Anytime soon, that is. Until we’re 3D-printing gadgets in our Star Trek-style living rooms, industrial real estate will remain one of the strongest and most stable asset classes. That’s why we’re holding our 4th annual Industrial Real Estate Summit later this month. Meantime, here’s the latest on how we’re making things, storing them, and getting them from Point A to Point B.
A Good Problem To Have
Solid absorption has led to a flurry of development activity (primarily spec buildings), Newmark Grubb Knight Frank executive managing director Geoff Kasselman (snapped modeling Google Glass, he'll give opening remarks at the event), tells us. The issue: there’s a developing shortage of some construction materials. Industrial’s concrete wall panels are fabricated at precast plants, which require “bed time” reservations like a hotel, and if you called for a reservation today you might not take delivery until October, he says. Starting construction in October means playing Russian roulette with the weather, so you might as well wait until next April. This materials shortage in the construction market can cause a ripple effect, Geoff says, ultimately raising project costs, blowing budgets, and forcing rents to go up.
Manufacturing Local and Nearshoring
There’s been a complete reverberation away from offshoring to smarter, leaner, cheaper local manufacturing (especially in the food industry) or nearshoring, Geoff says. Meaning Mexico (the border above) is on fire. American and international corporations alike are flocking south of the border for their manufacturing and distribution, he tells us, taking advantage of NAFTA opportunities and lower labor costs. And it’s a stable environment with easy access. Most of the products are going to the US where we all can consume them, which means no barges, just lower-cost trucks or trains to reach the consumer. (Added bonus: no sharks.) The real estate down there still offers tenants a 36’ clear “Prologis experience,” he says, but you’re producing higher quality at a lower price point.
Supply Chain of the Future

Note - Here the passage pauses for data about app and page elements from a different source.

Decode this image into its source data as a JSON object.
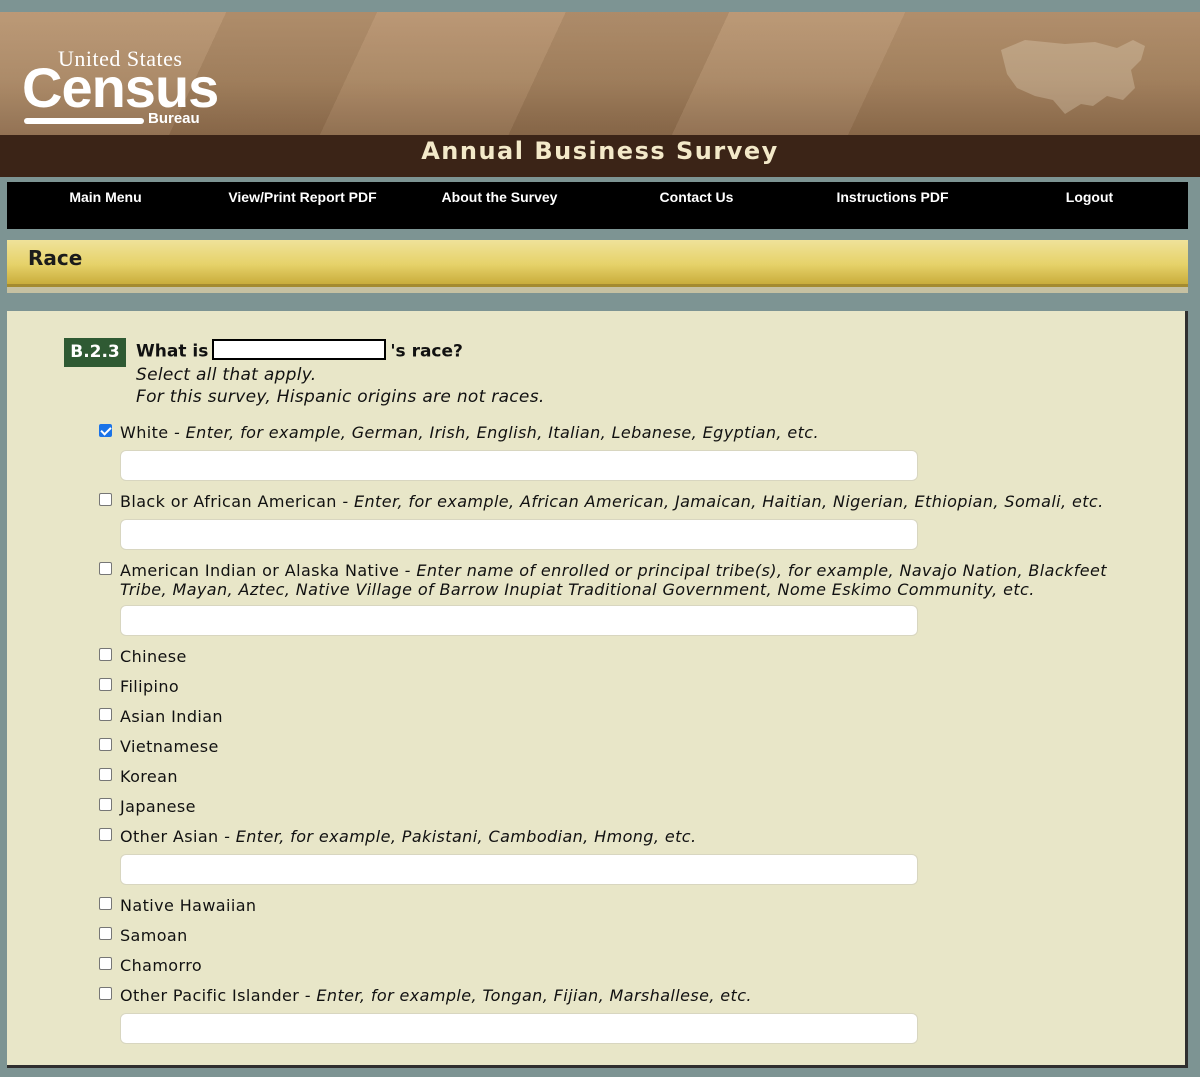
{
  "header": {
    "logo_line1": "United States",
    "logo_tm": "™",
    "logo_line2": "Census",
    "logo_line3": "Bureau",
    "survey_title": "Annual Business Survey"
  },
  "nav": {
    "items": [
      "Main Menu",
      "View/Print Report PDF",
      "About the Survey",
      "Contact Us",
      "Instructions PDF",
      "Logout"
    ]
  },
  "section": {
    "title": "Race"
  },
  "question": {
    "number": "B.2.3",
    "prefix": "What is",
    "suffix": "'s race?",
    "instruction1": "Select all that apply.",
    "instruction2": "For this survey, Hispanic origins are not races."
  },
  "options": [
    {
      "label": "White",
      "hint": " - Enter, for example, German, Irish, English, Italian, Lebanese, Egyptian, etc.",
      "checked": true,
      "field_value": ""
    },
    {
      "label": "Black or African American",
      "hint": " - Enter, for example, African American, Jamaican, Haitian, Nigerian, Ethiopian, Somali, etc.",
      "checked": false,
      "field_value": ""
    },
    {
      "label": "American Indian or Alaska Native",
      "hint": " - Enter name of enrolled or principal tribe(s), for example, Navajo Nation, Blackfeet Tribe, Mayan, Aztec, Native Village of Barrow Inupiat Traditional Government, Nome Eskimo Community, etc.",
      "checked": false,
      "field_value": ""
    },
    {
      "label": "Chinese",
      "checked": false
    },
    {
      "label": "Filipino",
      "checked": false
    },
    {
      "label": "Asian Indian",
      "checked": false
    },
    {
      "label": "Vietnamese",
      "checked": false
    },
    {
      "label": "Korean",
      "checked": false
    },
    {
      "label": "Japanese",
      "checked": false
    },
    {
      "label": "Other Asian",
      "hint": " - Enter, for example, Pakistani, Cambodian, Hmong, etc.",
      "checked": false,
      "field_value": ""
    },
    {
      "label": "Native Hawaiian",
      "checked": false
    },
    {
      "label": "Samoan",
      "checked": false
    },
    {
      "label": "Chamorro",
      "checked": false
    },
    {
      "label": "Other Pacific Islander",
      "hint": " - Enter, for example, Tongan, Fijian, Marshallese, etc.",
      "checked": false,
      "field_value": ""
    }
  ],
  "colors": {
    "title_bar": "#3b2417",
    "nav_bg": "#000000",
    "section_gold": "#e6d26a",
    "panel_bg": "#e8e6c8",
    "question_badge": "#2f5a33",
    "checkbox_checked": "#1a73e8"
  }
}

Omni-channel retailing and same-day delivery dynamics mean radical changes in the supply chain, Geoff tells us. Drones (above) are still a ridiculous thought for delivering your new TV (a strong gust of wind might send it over to your neighbor), but retail’s last-mile hurdles should make for some game-changing new partnerships. Geoff’s predictions: Amazon could partner with someone holding well-located real estate (like Sears) for delivery/pick-up sites; Uber drivers could deliver packages during their down-time; or the USPS infrastructure could be privatized. He’s excited for what the future holds, along with his upcoming SIOR presidency in 2016 and renewed golf game now that his back is feeling better. Get your event tickets here!